:: What you need to do ::
Output each record exactly, excluding pictures.

Given records below:

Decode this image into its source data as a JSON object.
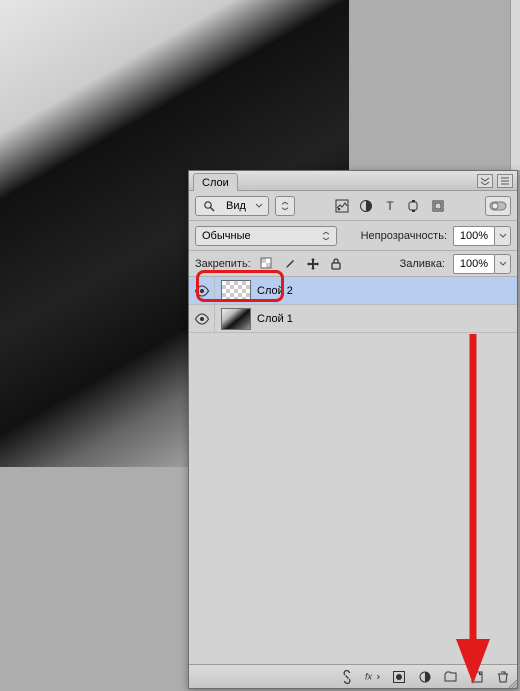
{
  "panel": {
    "title": "Слои",
    "search_label": "Вид",
    "blend_mode": "Обычные",
    "opacity_label": "Непрозрачность:",
    "opacity_value": "100%",
    "lock_label": "Закрепить:",
    "fill_label": "Заливка:",
    "fill_value": "100%"
  },
  "filterIcons": [
    "pixel-filter-icon",
    "adjust-filter-icon",
    "type-filter-icon",
    "shape-filter-icon",
    "smart-filter-icon"
  ],
  "lockIcons": [
    "lock-transparency-icon",
    "lock-brush-icon",
    "lock-move-icon",
    "lock-all-icon"
  ],
  "layers": [
    {
      "name": "Слой 2",
      "thumb": "checker",
      "selected": true
    },
    {
      "name": "Слой 1",
      "thumb": "photo",
      "selected": false
    }
  ],
  "footerIcons": [
    "link-layers-icon",
    "fx-icon",
    "mask-icon",
    "adjustment-icon",
    "group-icon",
    "new-layer-icon",
    "trash-icon"
  ]
}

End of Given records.

:: Your response ::
Decode this image into its source data as a JSON object.
{
  "panel": {
    "title": "Слои",
    "search_label": "Вид",
    "blend_mode": "Обычные",
    "opacity_label": "Непрозрачность:",
    "opacity_value": "100%",
    "lock_label": "Закрепить:",
    "fill_label": "Заливка:",
    "fill_value": "100%"
  },
  "filterIcons": [
    "pixel-filter-icon",
    "adjust-filter-icon",
    "type-filter-icon",
    "shape-filter-icon",
    "smart-filter-icon"
  ],
  "lockIcons": [
    "lock-transparency-icon",
    "lock-brush-icon",
    "lock-move-icon",
    "lock-all-icon"
  ],
  "layers": [
    {
      "name": "Слой 2",
      "thumb": "checker",
      "selected": true
    },
    {
      "name": "Слой 1",
      "thumb": "photo",
      "selected": false
    }
  ],
  "footerIcons": [
    "link-layers-icon",
    "fx-icon",
    "mask-icon",
    "adjustment-icon",
    "group-icon",
    "new-layer-icon",
    "trash-icon"
  ]
}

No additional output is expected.